The win did not come without a fight as the Rams, which dominated the entire first half, found themselves trailing 14-13 just seconds into the second half after West Monroe returned the kickoff for a score.
The momentum began to shift, but the Rams were able to stem the tide.
"I was hoping it wasn't going to be an avalanche," Davidson said. "They popped a big one right before halftime and then that. Our defense really bailed us out."
The defense has been the calling card of the Rams the entire postseason. It had only given up 33 points in the first four rounds before surrendering seven more in the title game.
"I gotta get on them," Wilkinson said. "They gave up a score tonight."
The unit also kept the team in the game.
With West Monroe starting with the ball on its own 2-yard line nearing the end of the third quarter, it was a make-or-break situation.
After eight plays and 71 yards, it looked as if the Rebels were going to take a commanding lead.
Then Izaih Abraham forced a fumble and turned the game around.
"You can't turn the football over when you have momentum," Shows said. "I think they were getting down and it lifted them right back up."
Davidson saw it the same way.
"They had the ball and they were moving the football on us," Davidson said. "We had been out there a long time on defense and we were getting tired. That play changed the whole scope of the game."
So did the play that followed.
Acadiana quarterback, Ryan Bergeron, flipped a pass to the flat to the game's MVP Micah Eugene, who scampered 63 yards to the West Monroe 10.
Eugene, who would end the game with 121 rushing yards to go with his 63-yard reception, scored three plays later, putting the Rams up for good.
"Man, they tried to kill me out there," Eugene said. "That was a big defensive line and we needed every bit of our strength to beat them."
The team also needed a surprise play or two.
Acadiana, a split back veer team, went to the air early and often.
Bergeron completed 6-of-9 pass attempts for a remarkably high 176 yards.
"If you saw us trying to run on them you would know why we had to pass," Davidson said. "They are as good up front as you are going to see."
Bergeron said he knew the pass game would work.
"We had been preparing to pass," he said. "We knew they would be overloading to stop the run and we hit a big pass play or two to loosen them up."
It may have loosened them up, but both teams left knowing it had played the other.
"That was a great game," Shows said. "It was hard-fought and a battle."
"I felt like I was just in a fight," Davidson said. "We were in a battle from the word go."
For West Monroe (14-1), the loss sends off a senior class that went 45-4 with a state title and two runners-up. It will also say goodbye to its Top 10 ranking.

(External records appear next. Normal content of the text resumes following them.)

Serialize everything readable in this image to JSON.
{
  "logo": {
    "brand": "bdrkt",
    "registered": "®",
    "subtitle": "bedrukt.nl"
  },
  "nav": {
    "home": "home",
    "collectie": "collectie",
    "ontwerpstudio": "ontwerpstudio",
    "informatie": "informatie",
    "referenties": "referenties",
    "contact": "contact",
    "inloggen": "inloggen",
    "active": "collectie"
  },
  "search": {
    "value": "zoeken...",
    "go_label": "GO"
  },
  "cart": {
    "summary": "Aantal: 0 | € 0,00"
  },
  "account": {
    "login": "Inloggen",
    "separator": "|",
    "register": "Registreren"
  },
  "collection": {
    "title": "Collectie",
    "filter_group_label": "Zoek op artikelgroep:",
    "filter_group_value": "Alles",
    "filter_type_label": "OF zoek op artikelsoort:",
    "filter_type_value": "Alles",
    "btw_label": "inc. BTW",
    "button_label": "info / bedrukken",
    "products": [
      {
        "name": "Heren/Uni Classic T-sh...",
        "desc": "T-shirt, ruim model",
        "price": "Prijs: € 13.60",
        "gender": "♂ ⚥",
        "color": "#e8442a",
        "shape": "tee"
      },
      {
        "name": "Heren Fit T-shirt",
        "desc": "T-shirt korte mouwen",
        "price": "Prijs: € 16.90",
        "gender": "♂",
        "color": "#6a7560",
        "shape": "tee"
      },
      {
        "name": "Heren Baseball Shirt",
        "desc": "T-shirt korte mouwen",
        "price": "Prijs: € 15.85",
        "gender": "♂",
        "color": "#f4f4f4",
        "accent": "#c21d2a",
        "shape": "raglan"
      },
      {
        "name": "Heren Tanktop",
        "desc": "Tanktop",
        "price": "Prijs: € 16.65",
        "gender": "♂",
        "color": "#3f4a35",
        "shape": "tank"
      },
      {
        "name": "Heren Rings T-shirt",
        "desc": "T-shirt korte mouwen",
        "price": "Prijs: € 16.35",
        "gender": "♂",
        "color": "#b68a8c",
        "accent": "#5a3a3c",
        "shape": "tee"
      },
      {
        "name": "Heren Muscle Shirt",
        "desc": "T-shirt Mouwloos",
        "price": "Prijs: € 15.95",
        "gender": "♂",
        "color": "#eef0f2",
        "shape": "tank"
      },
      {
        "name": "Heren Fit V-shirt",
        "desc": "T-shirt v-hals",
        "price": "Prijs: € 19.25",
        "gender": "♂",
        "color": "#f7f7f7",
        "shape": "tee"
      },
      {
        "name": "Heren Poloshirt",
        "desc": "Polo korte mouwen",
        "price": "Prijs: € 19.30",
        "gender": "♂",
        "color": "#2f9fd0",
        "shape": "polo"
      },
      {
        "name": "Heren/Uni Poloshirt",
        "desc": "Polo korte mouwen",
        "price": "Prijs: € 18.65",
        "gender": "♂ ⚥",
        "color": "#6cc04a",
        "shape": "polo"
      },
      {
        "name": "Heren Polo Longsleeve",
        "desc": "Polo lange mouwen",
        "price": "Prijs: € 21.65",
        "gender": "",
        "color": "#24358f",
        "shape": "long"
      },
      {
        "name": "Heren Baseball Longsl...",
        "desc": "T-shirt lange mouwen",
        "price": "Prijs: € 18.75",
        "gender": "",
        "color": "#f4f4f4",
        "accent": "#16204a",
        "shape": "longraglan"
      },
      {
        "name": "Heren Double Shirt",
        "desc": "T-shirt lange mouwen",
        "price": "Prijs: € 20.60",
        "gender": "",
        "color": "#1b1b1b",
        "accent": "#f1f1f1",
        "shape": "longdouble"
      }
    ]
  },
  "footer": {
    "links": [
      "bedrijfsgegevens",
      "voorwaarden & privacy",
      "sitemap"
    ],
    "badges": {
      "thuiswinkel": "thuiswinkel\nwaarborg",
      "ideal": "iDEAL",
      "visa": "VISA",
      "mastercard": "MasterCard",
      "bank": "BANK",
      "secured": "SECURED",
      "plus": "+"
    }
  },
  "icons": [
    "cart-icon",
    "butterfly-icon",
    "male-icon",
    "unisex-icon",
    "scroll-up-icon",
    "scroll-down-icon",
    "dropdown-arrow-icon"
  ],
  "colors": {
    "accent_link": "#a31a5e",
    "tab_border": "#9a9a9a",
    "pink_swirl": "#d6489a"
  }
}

Acadiana, on the other hand, now has its second state title in five years and with that will come more national recognition and expectations.
And Davidson is well aware of that.
"We are at a point that the state quarterfinals can not be our goal," he said.